By Nancy Goldstone
One aspect of the 14th century that I find absolutely irresistible is the aristocracy’s devotion to the ideals of chivalry, so at odds with the blatant opportunism which otherwise characterized the period. Joanna I spent her life besieged by unscrupulous enemies, weathering war, plague, treason and domestic violence. But as queen she also inspired the sort of gallantry ordinarily found in the pages of a story book, as illustrated by the following delightful anecdote.
According to Paris of Puteo, a fifteenth century Neapolitan doctor of law, Joanna once held a particularly magnificent feast in the city of Gaeta to which were invited the highest order of nobility throughout Italy. There was music and dancing as was customary on these occasions, and Joanna chose a distinguished knight, Galeazzo of Mantua, to be her partner for one of the dances.
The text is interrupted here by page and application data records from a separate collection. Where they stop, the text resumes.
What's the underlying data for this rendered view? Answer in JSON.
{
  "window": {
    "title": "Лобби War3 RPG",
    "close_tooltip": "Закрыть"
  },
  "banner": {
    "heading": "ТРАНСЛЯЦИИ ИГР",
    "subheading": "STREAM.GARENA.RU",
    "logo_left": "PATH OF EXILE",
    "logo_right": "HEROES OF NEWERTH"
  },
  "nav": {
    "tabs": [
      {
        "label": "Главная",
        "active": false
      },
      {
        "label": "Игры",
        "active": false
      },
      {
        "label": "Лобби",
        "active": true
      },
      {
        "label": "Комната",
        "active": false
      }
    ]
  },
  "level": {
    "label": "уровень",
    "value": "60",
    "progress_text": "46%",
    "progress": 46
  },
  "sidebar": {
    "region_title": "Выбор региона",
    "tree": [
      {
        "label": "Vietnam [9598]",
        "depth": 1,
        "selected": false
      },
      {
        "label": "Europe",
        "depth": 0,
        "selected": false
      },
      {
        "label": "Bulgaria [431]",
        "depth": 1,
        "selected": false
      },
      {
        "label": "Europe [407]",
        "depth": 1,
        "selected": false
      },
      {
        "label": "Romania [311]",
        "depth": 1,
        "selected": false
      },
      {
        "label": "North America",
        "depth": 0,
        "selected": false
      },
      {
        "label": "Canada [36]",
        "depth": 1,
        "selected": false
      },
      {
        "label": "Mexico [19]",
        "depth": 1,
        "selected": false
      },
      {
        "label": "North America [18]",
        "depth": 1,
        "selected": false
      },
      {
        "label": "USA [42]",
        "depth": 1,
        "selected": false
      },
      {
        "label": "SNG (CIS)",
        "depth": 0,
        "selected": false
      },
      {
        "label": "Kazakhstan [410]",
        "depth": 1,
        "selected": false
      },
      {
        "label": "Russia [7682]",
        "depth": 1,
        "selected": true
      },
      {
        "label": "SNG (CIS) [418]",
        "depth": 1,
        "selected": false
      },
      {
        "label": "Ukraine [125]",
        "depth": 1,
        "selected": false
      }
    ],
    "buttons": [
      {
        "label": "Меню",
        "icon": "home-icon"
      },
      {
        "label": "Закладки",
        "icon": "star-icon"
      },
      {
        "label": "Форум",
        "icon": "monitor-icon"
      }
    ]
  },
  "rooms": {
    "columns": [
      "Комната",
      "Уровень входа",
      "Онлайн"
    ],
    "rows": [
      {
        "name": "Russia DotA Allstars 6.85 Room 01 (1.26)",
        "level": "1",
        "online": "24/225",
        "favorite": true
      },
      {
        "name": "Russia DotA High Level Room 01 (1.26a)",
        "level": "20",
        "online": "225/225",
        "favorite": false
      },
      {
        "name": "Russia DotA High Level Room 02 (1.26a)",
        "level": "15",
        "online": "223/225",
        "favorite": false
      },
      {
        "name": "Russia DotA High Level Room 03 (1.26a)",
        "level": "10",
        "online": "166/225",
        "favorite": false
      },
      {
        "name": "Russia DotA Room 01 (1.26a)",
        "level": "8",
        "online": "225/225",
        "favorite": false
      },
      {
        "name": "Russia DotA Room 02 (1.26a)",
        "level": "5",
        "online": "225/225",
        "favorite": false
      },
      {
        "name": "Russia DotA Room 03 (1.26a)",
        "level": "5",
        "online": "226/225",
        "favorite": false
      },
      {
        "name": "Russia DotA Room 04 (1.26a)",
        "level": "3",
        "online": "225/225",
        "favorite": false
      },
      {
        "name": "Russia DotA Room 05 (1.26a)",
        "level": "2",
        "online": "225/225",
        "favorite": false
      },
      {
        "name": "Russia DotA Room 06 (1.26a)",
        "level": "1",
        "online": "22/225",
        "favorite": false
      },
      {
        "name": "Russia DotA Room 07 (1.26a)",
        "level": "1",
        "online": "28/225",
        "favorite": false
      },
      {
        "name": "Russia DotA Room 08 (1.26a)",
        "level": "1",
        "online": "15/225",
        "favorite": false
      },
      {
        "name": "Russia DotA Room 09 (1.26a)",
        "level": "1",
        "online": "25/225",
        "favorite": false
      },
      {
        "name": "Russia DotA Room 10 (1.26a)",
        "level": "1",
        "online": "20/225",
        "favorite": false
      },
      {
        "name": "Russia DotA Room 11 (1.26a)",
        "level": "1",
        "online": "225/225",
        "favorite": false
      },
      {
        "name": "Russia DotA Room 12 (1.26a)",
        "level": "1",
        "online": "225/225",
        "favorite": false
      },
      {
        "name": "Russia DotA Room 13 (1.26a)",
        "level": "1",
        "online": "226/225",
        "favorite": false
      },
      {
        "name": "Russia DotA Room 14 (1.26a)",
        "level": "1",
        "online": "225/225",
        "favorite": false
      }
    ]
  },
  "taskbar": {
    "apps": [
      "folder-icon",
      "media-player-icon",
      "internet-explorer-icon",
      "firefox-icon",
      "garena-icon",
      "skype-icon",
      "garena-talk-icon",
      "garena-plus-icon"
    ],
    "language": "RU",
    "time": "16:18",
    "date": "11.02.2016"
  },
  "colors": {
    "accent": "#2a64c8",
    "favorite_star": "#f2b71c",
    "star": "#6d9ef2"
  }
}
Galeazzo was so thrilled to have been singled out in this way that, as soon as the dance was over, he knelt before her and “thanked her very humbly for the honor she had rendered him with so much courtesy and graciousness; and declaring he knew not how to recompense it by any service worthy of it, made there at her feet a vow to wander through the world in search of deeds of arms at every hazard, risk, and peril, until he should have vanquished and captured two valiant knights to bestow as a gift on her, to dispose of as she thought best.”